And finally, The video for Galaxy nails that early morning commuter haze. What do you listen to while traveling from place to place? “Well, sometimes I find an album or make a playlist and then listen to that like 2 weeks in a row, everyday on repeat. Like a kid. My favourite thing to do is actually walking while listening to WNYC/NPR, it really sucks that you can’t listen to the radio in the subway, so sometimes I just walk like 45 minutes somewhere in Brooklyn instead of taking the train so I could listen to the familiar NPR voices and think my thoughts, it has become a form of relaxation at this point. Old soul vibes!”
Histrionic is out now on Not Not Fun
Words by Stephanie Neptune, 25 June 2014. Leave a comment
Two minutes into Primitive World‘s ‘Purple Caps’ there arrives a jagged, distorted guitar-like bassline. In tune with the warped synth globs that have preceded it, it points the track in a rugged, industrial direction.
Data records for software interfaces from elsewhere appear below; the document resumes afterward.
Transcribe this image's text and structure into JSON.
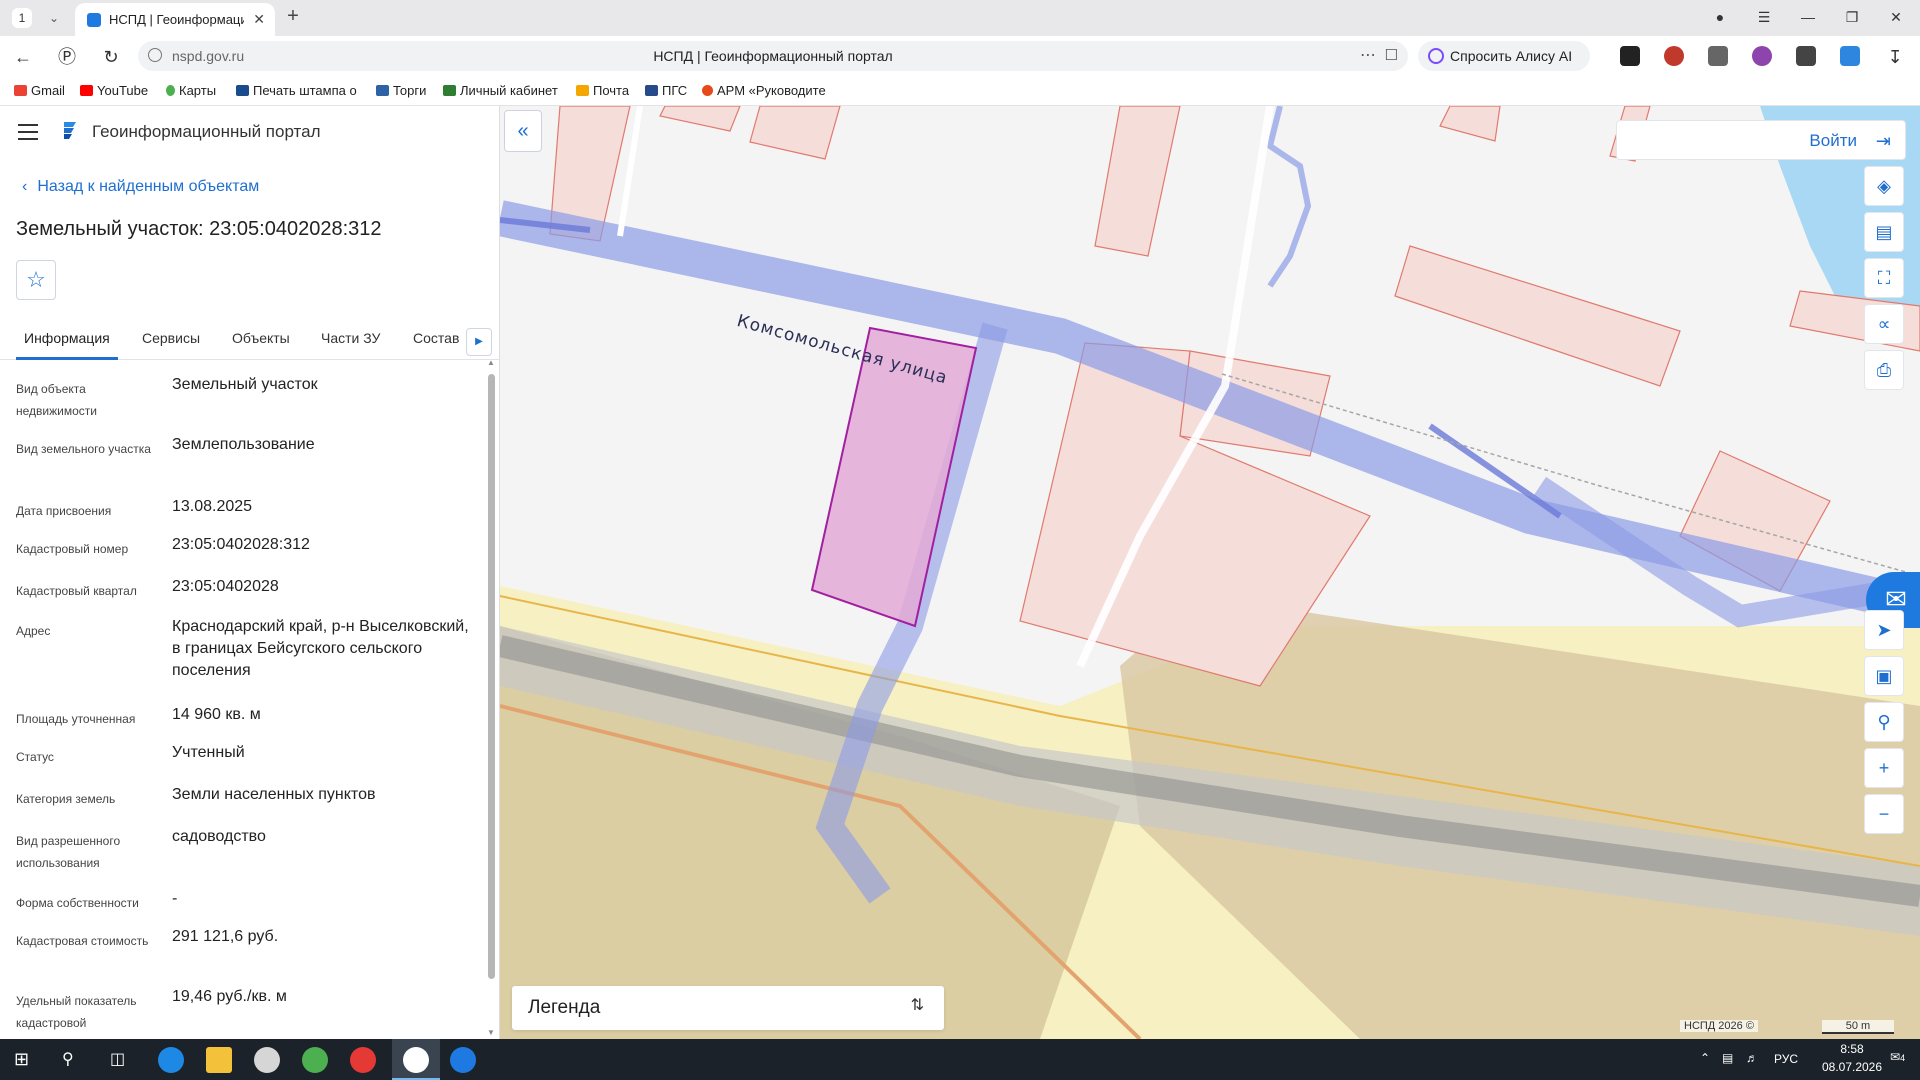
{
  "browser": {
    "tab_count": "1",
    "tab_title": "НСПД | Геоинформаци",
    "url_domain": "nspd.gov.ru",
    "page_title": "НСПД | Геоинформационный портал",
    "alice_label": "Спросить Алису AI"
  },
  "bookmarks": [
    {
      "label": "Gmail",
      "color": "#ea4335"
    },
    {
      "label": "YouTube",
      "color": "#ff0000"
    },
    {
      "label": "Карты",
      "color": "#4caf50"
    },
    {
      "label": "Печать штампа о",
      "color": "#1a4b8c"
    },
    {
      "label": "Торги",
      "color": "#2e62a6"
    },
    {
      "label": "Личный кабинет",
      "color": "#2e7d32"
    },
    {
      "label": "Почта",
      "color": "#f4a700"
    },
    {
      "label": "ПГС",
      "color": "#264a8a"
    },
    {
      "label": "АРМ «Руководите",
      "color": "#e64a19"
    }
  ],
  "panel": {
    "portal_title": "Геоинформационный портал",
    "back_link": "Назад к найденным объектам",
    "object_title": "Земельный участок: 23:05:0402028:312",
    "tabs": [
      "Информация",
      "Сервисы",
      "Объекты",
      "Части ЗУ",
      "Состав"
    ],
    "properties": [
      {
        "label": "Вид объекта недвижимости",
        "value": "Земельный участок"
      },
      {
        "label": "Вид земельного участка",
        "value": "Землепользование"
      },
      {
        "label": "Дата присвоения",
        "value": "13.08.2025"
      },
      {
        "label": "Кадастровый номер",
        "value": "23:05:0402028:312"
      },
      {
        "label": "Кадастровый квартал",
        "value": "23:05:0402028"
      },
      {
        "label": "Адрес",
        "value": "Краснодарский край, р-н Выселковский, в границах Бейсугского сельского поселения"
      },
      {
        "label": "Площадь уточненная",
        "value": "14 960 кв. м"
      },
      {
        "label": "Статус",
        "value": "Учтенный"
      },
      {
        "label": "Категория земель",
        "value": "Земли населенных пунктов"
      },
      {
        "label": "Вид разрешенного использования",
        "value": "садоводство"
      },
      {
        "label": "Форма собственности",
        "value": "-"
      },
      {
        "label": "Кадастровая стоимость",
        "value": "291 121,6 руб."
      },
      {
        "label": "Удельный показатель кадастровой",
        "value": "19,46 руб./кв. м"
      }
    ]
  },
  "map": {
    "login_label": "Войти",
    "street_name": "Комсомольская улица",
    "legend_label": "Легенда",
    "copyright": "НСПД 2026 ©",
    "scale_label": "50 m",
    "tools": [
      "layers-icon",
      "ruler-icon",
      "select-area-icon",
      "share-icon",
      "print-icon"
    ],
    "nav_tools": [
      "locate-icon",
      "minimap-icon",
      "zoom-area-icon",
      "zoom-in-icon",
      "zoom-out-icon"
    ],
    "colors": {
      "road": "#8c9be6",
      "parcel_fill": "#f5ddda",
      "parcel_stroke": "#e07a6e",
      "selected_fill": "#e3a9d6",
      "selected_stroke": "#a020a0",
      "zone_yellow": "#f6f0c2",
      "zone_brown": "#d4c39a",
      "water": "#a9d8f5"
    }
  },
  "taskbar": {
    "language": "РУС",
    "time": "8:58",
    "date": "08.07.2026",
    "notifications": "4"
  }
}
What follows isn’t quite expected, however, as bright, expansive synth lines hover above within a minute, an abrupt yet welcome offering of light in an otherwise murky underworld. This track, the first to feature on the second Obsession Recordings compilation release, is a study in contrasts. A deep and grinding techno groove meets chopped vocal samples, yearning synths hover over murky sludge. It’s this tension that informs the track, and indeed the release, as each entry defies logic and operates just outside the staid realm of formula. ‘Tides of Lust’ is a hotbed of rattling drums, thrillingly vibrant percussion that sits just above a fizzing, ever-present droning bassline. Its urgency is unparalleled, its lack of melody moot. This just bangs, a votive for frenzied dancers.
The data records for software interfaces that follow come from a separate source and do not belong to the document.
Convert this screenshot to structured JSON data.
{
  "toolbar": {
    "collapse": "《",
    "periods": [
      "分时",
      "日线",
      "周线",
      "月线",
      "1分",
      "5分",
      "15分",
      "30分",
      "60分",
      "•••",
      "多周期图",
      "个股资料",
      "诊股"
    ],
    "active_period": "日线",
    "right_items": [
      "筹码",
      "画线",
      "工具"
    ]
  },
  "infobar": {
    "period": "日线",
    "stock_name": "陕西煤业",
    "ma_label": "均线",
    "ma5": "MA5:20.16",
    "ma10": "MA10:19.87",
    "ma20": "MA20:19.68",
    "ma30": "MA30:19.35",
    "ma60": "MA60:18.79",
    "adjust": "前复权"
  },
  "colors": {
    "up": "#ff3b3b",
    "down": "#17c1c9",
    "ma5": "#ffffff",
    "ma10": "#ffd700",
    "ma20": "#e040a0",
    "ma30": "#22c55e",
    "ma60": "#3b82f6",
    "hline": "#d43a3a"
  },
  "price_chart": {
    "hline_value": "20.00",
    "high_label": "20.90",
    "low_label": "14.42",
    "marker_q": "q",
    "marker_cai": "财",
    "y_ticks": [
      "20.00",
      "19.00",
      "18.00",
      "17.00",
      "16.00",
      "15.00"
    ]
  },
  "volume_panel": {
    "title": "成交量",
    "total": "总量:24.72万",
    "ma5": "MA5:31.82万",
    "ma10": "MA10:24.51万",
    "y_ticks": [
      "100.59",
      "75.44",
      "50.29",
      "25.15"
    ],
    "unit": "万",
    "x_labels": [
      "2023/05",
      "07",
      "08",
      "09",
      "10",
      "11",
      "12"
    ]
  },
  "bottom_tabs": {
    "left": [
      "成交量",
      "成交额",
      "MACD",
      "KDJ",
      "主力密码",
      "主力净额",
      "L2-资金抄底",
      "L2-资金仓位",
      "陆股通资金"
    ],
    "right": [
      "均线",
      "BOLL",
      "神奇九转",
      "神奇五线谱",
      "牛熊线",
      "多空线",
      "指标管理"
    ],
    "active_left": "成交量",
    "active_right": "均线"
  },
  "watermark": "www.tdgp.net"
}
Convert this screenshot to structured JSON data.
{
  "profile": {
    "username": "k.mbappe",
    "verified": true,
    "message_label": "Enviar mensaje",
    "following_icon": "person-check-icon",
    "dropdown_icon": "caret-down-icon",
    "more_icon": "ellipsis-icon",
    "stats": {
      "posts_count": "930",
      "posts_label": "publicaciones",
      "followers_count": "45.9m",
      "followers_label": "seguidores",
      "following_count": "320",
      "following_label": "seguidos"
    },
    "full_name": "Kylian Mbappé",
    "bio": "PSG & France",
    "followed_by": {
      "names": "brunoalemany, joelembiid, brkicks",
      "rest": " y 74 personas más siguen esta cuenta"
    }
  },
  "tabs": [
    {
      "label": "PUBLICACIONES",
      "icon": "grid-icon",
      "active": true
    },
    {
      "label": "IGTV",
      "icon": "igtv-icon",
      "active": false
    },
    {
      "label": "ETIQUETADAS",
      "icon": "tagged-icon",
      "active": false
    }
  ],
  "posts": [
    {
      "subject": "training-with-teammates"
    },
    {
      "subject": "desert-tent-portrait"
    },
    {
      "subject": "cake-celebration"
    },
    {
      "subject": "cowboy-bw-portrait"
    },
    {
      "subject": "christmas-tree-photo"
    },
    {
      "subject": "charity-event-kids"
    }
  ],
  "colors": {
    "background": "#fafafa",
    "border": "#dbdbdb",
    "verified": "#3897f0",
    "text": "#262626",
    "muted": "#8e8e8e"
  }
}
Stream: Obsession Recordings 002 Clips (Obsession Recordings)
German producer Yør contributes two sides of the same coin with ‘Rites Of Passage’ parts I and II. The first, a growling acid bassline the only point of consistency amidst a raft of computer-game signifiers and other-worldly utterances and sound effects, is a haunting ride down an imagined Amazon, a narcotic trip through a vicious nightclub hazing. Midway through a simply modulated acid riff takes things down an even darker route, while those one-up sounds are blasted and distorted in searingly twisted fashion. It’s a real rabbit hole of a track, any number of outcomes possible depending on the mind that receives it. The second ‘Rite’ takes a more straightforward and upbeat approach, at a much faster tempo to boot. The classic sound of its bass kicks is offset by tribal wailing and electronica-ready chord patterns though – it’s dancefloor music, yes, but not without heart and soul, a melange of ideas taking it beyond the domain of the functional. With its second release Obsession has managed to capture perfectly its moniker in sound and feel, and has truly set the bar high for its own output henceforth.
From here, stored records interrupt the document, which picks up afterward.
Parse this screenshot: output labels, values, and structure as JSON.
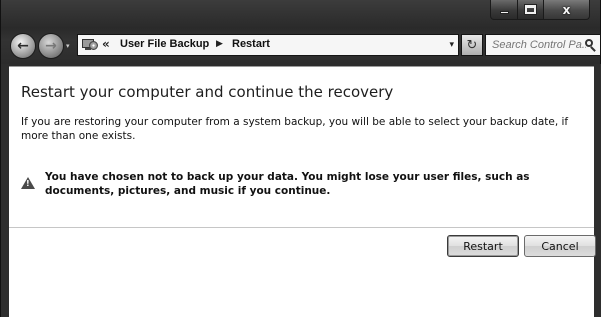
{
  "window": {
    "caption_buttons": {
      "minimize_icon": "minimize-icon",
      "maximize_icon": "maximize-icon",
      "close_glyph": "x"
    }
  },
  "navigation": {
    "back_glyph": "←",
    "forward_glyph": "→",
    "address_separator": "«",
    "breadcrumb": [
      "User File Backup",
      "Restart"
    ],
    "breadcrumb_arrow": "▶",
    "dropdown_glyph": "▾",
    "refresh_glyph": "↻",
    "search_placeholder": "Search Control Pa..."
  },
  "content": {
    "title": "Restart your computer and continue the recovery",
    "description": "If you are restoring your computer from a system backup, you will be able to select your backup date, if more than one exists.",
    "warning": "You have chosen not to back up your data. You might lose your user files, such as documents, pictures, and music if you continue.",
    "warning_mark": "!"
  },
  "buttons": {
    "restart": "Restart",
    "cancel": "Cancel"
  },
  "colors": {
    "chrome": "#2c2c2c",
    "content_bg": "#ffffff",
    "text": "#111111"
  }
}
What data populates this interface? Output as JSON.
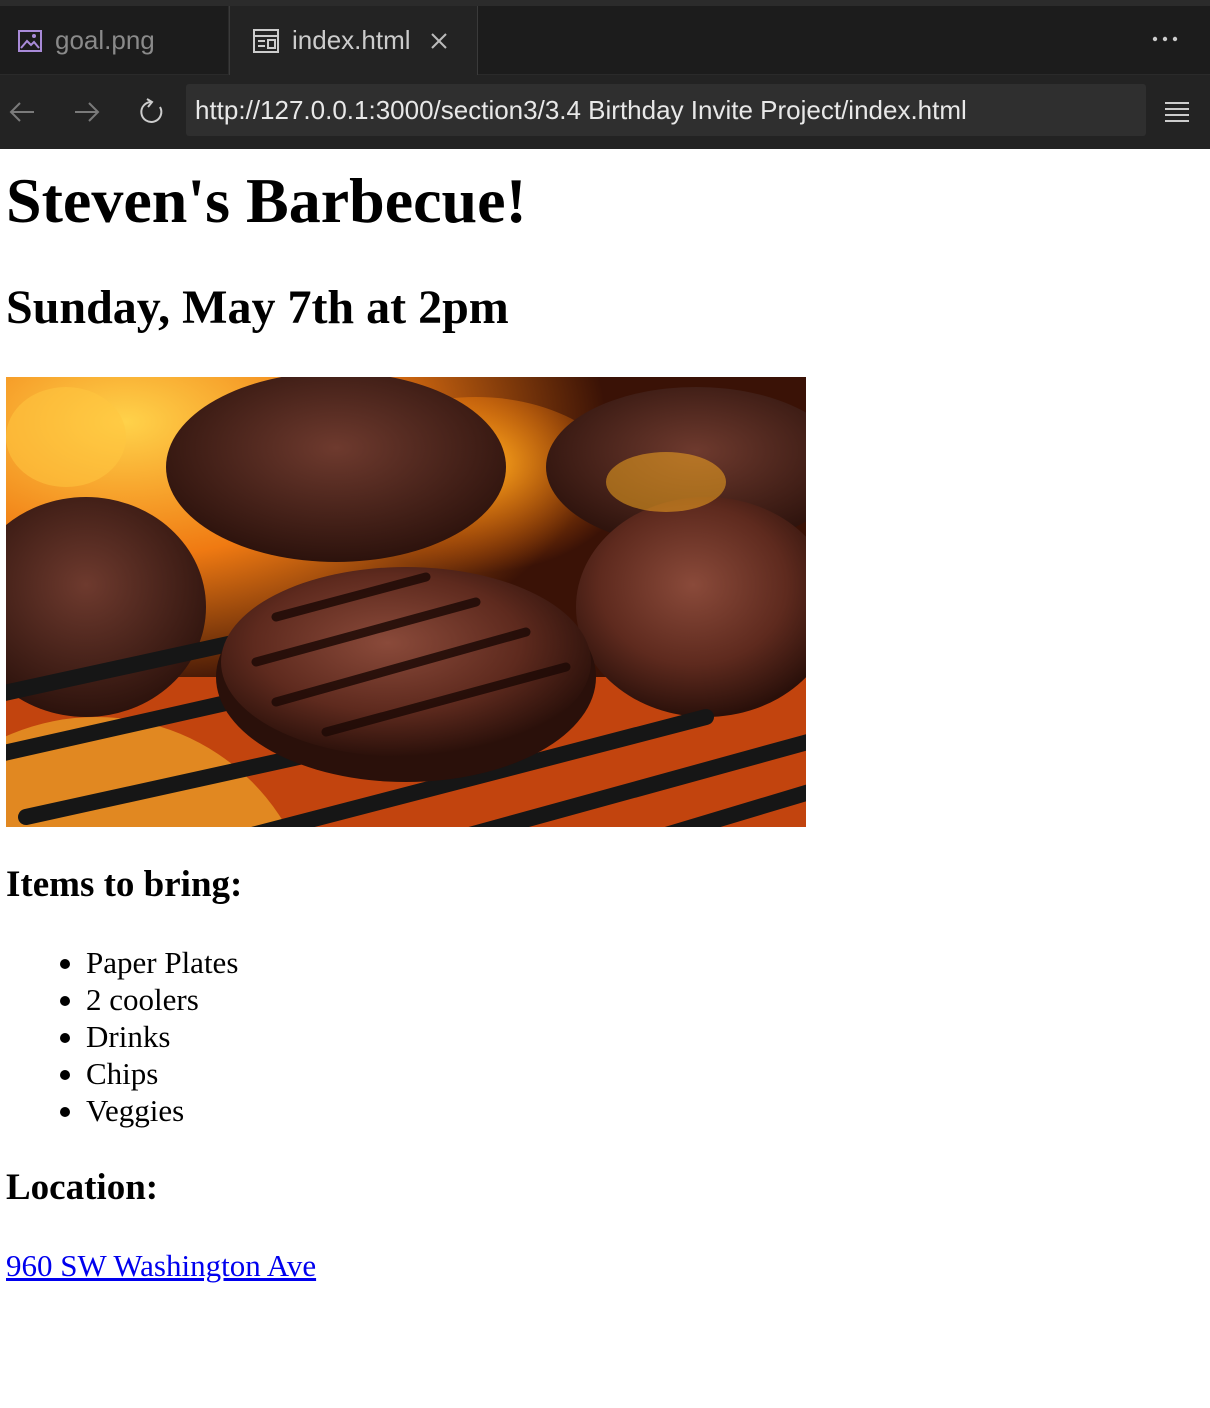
{
  "editor": {
    "tabs": [
      {
        "label": "goal.png",
        "icon": "image-file-icon",
        "active": false
      },
      {
        "label": "index.html",
        "icon": "preview-page-icon",
        "active": true
      }
    ],
    "more_icon": "ellipsis-icon",
    "colors": {
      "chrome_bg": "#1c1c1c",
      "active_tab_bg": "#232323",
      "image_icon": "#a98bd9"
    }
  },
  "browser": {
    "url": "http://127.0.0.1:3000/section3/3.4 Birthday Invite Project/index.html",
    "back_icon": "arrow-left-icon",
    "forward_icon": "arrow-right-icon",
    "reload_icon": "reload-icon",
    "menu_icon": "hamburger-menu-icon"
  },
  "page": {
    "title": "Steven's Barbecue!",
    "date": "Sunday, May 7th at 2pm",
    "image_subject": "burger patties on a flaming grill",
    "items_heading": "Items to bring:",
    "items": [
      "Paper Plates",
      "2 coolers",
      "Drinks",
      "Chips",
      "Veggies"
    ],
    "location_heading": "Location:",
    "location_link": "960 SW Washington Ave",
    "colors": {
      "link": "#0000ee",
      "text": "#000000"
    }
  }
}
Obsession Recordings 002 is out now
Words by Aidan Hanratty, 24 June 2014. Leave a comment